Your answer must match the data word for word.

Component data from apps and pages
------------------------------------------------------------

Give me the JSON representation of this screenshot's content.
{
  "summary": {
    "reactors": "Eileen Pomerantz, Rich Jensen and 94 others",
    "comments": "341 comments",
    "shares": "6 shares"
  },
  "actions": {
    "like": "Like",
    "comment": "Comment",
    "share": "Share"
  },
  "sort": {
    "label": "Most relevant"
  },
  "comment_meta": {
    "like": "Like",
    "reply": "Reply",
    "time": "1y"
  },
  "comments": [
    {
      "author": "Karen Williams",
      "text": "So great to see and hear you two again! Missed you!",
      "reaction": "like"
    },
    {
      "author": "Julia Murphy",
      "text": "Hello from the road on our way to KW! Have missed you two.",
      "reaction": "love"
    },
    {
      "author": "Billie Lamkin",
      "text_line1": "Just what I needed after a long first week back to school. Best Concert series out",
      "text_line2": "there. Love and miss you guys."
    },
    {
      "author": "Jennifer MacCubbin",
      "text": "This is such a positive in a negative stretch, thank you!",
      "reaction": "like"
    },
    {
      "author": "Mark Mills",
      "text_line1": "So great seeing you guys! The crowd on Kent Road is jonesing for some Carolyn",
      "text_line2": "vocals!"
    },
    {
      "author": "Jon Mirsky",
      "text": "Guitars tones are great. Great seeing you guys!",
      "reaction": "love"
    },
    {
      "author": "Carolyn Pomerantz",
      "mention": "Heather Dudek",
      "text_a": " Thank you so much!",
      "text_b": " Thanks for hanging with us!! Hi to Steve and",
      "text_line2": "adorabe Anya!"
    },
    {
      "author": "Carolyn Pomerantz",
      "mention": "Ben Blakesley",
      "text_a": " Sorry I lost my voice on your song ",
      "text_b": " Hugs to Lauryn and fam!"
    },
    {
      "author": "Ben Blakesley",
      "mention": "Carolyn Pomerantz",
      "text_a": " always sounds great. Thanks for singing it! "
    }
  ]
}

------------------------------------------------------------

Expected answer
Give me the JSON representation of this screenshot's content.
{
  "summary": {
    "reactors": "Eileen Pomerantz, Rich Jensen and 94 others",
    "comments": "341 comments",
    "shares": "6 shares"
  },
  "actions": {
    "like": "Like",
    "comment": "Comment",
    "share": "Share"
  },
  "sort": {
    "label": "Most relevant"
  },
  "comment_meta": {
    "like": "Like",
    "reply": "Reply",
    "time": "1y"
  },
  "comments": [
    {
      "author": "Karen Williams",
      "text": "So great to see and hear you two again! Missed you!",
      "reaction": "like"
    },
    {
      "author": "Julia Murphy",
      "text": "Hello from the road on our way to KW! Have missed you two.",
      "reaction": "love"
    },
    {
      "author": "Billie Lamkin",
      "text_line1": "Just what I needed after a long first week back to school. Best Concert series out",
      "text_line2": "there. Love and miss you guys."
    },
    {
      "author": "Jennifer MacCubbin",
      "text": "This is such a positive in a negative stretch, thank you!",
      "reaction": "like"
    },
    {
      "author": "Mark Mills",
      "text_line1": "So great seeing you guys! The crowd on Kent Road is jonesing for some Carolyn",
      "text_line2": "vocals!"
    },
    {
      "author": "Jon Mirsky",
      "text": "Guitars tones are great. Great seeing you guys!",
      "reaction": "love"
    },
    {
      "author": "Carolyn Pomerantz",
      "mention": "Heather Dudek",
      "text_a": " Thank you so much!",
      "text_b": " Thanks for hanging with us!! Hi to Steve and",
      "text_line2": "adorabe Anya!"
    },
    {
      "author": "Carolyn Pomerantz",
      "mention": "Ben Blakesley",
      "text_a": " Sorry I lost my voice on your song ",
      "text_b": " Hugs to Lauryn and fam!"
    },
    {
      "author": "Ben Blakesley",
      "mention": "Carolyn Pomerantz",
      "text_a": " always sounds great. Thanks for singing it! "
    }
  ]
}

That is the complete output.